START DATA FOR THIS TASK

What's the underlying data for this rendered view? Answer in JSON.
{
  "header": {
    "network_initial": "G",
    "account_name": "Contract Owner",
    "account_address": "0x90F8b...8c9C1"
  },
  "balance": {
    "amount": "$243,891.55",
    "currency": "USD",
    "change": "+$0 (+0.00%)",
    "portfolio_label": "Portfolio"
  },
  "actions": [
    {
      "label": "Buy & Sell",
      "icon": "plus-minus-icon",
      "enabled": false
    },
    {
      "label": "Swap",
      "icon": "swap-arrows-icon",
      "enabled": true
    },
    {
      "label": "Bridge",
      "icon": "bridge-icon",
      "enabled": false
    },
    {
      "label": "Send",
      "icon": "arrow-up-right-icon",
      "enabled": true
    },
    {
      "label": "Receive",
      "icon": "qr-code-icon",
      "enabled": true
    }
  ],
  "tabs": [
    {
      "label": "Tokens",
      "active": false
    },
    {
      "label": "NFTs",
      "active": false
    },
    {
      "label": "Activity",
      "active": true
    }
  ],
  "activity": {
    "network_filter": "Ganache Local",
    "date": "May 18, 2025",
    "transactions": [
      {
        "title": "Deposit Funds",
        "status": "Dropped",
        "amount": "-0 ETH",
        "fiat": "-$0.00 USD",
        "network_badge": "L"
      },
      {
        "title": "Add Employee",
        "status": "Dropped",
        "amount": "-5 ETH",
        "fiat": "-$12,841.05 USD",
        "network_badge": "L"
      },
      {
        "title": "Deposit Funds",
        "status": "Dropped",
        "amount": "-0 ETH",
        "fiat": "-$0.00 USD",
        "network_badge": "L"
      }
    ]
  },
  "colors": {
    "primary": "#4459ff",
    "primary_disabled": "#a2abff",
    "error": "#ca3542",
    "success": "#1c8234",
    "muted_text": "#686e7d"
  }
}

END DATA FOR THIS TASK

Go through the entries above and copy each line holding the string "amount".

    "amount": "$243,891.55",
        "amount": "-0 ETH",
        "amount": "-5 ETH",
        "amount": "-0 ETH",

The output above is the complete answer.